Hedging volatility (vega) is important yet the key may actually be mastering the change in the rate of change (gamma). In 2019 as I neared the end of my Monash University political science PhD, I started the VegaTheory blog project. The first couple of months of posts coincided with my examination period and the COVID-19 pandemic’s initial outbreak. I had modelled the blog project in my mind on Professor Tyler Cowen and Professor Alex Tabarrok’s popular economics blog Marginal Revolution. Then my home city of Melbourne, Australia went into the world’s longest COVID-19 pandemic related lockdown. I wrote a series of Postdoc and grant applications which in some cases accurately foresaw some sociopolitical developments, but which were all unsuccessful. Hedging volatility only helped to create some space for a limited decision cycle. What was needed instead was to deal proactively with the rate of change unleashed by economic and sociopolitical reactions to the COVID-19 pandemic. I will write more on this in the near future, to explain further.
Build your own infrastructure. The trading educator Alexander Elder once remarked that an important life skill is to learn to identify and to avoid what are ‘negative sum’ situations. Elder’s insight is a powerful metaphor for the neoliberal political economy: in many situatins we are giving away our education (human capital) and labour in ways that actually cost us. Professor Inger Mewburn (The Thesis Whisperer) and Dr Karen Kelsy (The Professor Is In) have highlighted these conditions in Australian and United States universities. For me, a major insight was ex-Goldman Sachs trader Anton Kreil’s advice to build your own infrastructure. By using Academia.edu to archive content, running a Wordpress personal website, publishing this Substack newsletter, and having a personal Twitter account (@alexburns), I am able to move more quickly than the traditional publishing cycle for academic journals. I’m also working with long-time collaborator Dr Ben Eltham (Monash University) - on a new academic journal article - also check out his popular Twitter profile. I’m aware of limits with using these platforms, and share more insights on this in the near future.

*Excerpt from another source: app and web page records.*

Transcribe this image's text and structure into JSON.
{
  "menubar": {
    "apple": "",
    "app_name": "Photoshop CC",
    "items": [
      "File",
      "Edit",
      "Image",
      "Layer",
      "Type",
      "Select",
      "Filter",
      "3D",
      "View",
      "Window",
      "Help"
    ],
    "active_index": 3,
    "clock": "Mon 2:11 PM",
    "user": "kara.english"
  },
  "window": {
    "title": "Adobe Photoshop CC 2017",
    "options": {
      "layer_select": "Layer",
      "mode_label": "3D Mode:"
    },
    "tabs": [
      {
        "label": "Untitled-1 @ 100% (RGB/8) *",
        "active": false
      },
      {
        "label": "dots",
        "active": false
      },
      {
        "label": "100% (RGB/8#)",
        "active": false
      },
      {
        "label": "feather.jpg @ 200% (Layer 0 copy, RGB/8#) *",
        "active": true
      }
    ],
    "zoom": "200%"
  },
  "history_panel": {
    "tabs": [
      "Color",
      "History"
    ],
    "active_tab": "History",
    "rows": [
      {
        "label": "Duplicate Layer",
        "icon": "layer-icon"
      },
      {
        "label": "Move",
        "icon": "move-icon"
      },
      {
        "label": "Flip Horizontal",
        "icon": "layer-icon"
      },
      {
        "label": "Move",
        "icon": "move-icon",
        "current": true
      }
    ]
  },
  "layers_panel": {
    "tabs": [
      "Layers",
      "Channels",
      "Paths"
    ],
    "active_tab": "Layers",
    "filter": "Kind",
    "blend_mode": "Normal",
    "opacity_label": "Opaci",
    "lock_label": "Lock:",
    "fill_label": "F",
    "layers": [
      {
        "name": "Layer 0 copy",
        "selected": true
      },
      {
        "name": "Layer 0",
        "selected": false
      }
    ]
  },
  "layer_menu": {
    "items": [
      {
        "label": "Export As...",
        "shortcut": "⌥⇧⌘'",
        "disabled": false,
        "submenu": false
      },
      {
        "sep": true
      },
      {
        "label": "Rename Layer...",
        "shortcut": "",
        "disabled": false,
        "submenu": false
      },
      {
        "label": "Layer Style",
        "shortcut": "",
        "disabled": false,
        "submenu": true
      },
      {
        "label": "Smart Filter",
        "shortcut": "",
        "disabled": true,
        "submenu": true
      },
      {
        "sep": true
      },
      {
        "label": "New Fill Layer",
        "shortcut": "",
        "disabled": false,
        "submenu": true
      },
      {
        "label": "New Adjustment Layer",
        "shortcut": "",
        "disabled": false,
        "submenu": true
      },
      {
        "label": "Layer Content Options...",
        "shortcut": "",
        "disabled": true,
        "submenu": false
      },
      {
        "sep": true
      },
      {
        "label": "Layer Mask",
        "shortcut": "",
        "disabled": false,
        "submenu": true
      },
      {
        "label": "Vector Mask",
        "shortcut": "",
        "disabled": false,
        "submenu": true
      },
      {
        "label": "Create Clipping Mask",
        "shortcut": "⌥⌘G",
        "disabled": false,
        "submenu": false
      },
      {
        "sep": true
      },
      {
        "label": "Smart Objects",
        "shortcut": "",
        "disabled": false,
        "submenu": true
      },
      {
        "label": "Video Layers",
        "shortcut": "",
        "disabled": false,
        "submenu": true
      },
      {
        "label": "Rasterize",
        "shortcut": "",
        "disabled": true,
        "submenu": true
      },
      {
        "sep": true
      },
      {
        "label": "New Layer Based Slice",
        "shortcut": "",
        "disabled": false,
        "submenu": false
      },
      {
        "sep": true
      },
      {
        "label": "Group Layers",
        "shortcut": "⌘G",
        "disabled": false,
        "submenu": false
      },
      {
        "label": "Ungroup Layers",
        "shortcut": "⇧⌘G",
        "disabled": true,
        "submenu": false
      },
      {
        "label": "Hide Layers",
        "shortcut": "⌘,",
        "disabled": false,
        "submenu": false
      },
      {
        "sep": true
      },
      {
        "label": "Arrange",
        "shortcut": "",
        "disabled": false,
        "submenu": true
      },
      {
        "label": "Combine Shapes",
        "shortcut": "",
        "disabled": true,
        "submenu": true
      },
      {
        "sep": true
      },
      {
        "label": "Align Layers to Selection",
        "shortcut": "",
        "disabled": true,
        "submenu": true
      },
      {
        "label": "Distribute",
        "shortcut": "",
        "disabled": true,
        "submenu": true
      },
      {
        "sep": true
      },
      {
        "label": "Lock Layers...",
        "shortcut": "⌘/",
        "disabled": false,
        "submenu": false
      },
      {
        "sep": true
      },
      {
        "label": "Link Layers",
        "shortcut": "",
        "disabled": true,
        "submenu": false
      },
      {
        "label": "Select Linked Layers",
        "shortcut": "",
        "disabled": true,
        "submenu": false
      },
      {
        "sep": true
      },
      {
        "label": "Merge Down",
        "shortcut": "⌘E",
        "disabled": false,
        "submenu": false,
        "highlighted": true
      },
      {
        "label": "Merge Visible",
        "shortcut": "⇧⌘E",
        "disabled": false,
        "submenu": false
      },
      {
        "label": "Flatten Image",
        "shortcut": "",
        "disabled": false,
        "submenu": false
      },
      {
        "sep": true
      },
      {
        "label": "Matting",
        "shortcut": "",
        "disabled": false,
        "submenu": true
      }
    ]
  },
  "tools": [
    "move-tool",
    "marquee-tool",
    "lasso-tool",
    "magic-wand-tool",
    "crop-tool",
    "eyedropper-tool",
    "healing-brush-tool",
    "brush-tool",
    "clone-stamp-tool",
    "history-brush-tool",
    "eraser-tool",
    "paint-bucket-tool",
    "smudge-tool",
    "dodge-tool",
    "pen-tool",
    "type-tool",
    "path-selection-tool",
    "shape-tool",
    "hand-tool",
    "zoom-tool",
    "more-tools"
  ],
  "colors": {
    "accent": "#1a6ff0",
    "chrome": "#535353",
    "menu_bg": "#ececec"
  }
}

In midlife it’s time to focus on major, long-term oriented projects. About twenty years ago the Texan fiction writer Don Webb told me I should be writing books. This was around the transitional period in my life where I left an early ‘go go’ start-up phase of a freelance journalism career to edit and write for the Disinformation website, do an MSc in Strategic Foresight, do an MA in Counter-Terrorism Studies, and work for the Smart Internet Technology Cooperative Research Centre. I spent 2011 to 2020 working full-time in research administration and management, doing part-time tutoring and teaching, and doing a part-time political science PhD. From all of this I got a lot of writing experience: I put in my 10,000 hours as the late Professor K. Anders Ericsson might have described it. Now, it’s time to write some books. I un-embargoed my PhD in part because if I was to turn it into a book I would now completely rewrite it with new material. I have also been gathering notes for a possible book on the Alt-Right political subculture called Dissident Metapolitics - a nod to the late conservative scholar Professor Peter Viereck.
Thanks for reading this Substack newsletter. Check out my professional academic website, Academia.edu public profile, and Twitter account for more. If you are able to subscribe then you will be supporting my independent research: thank you.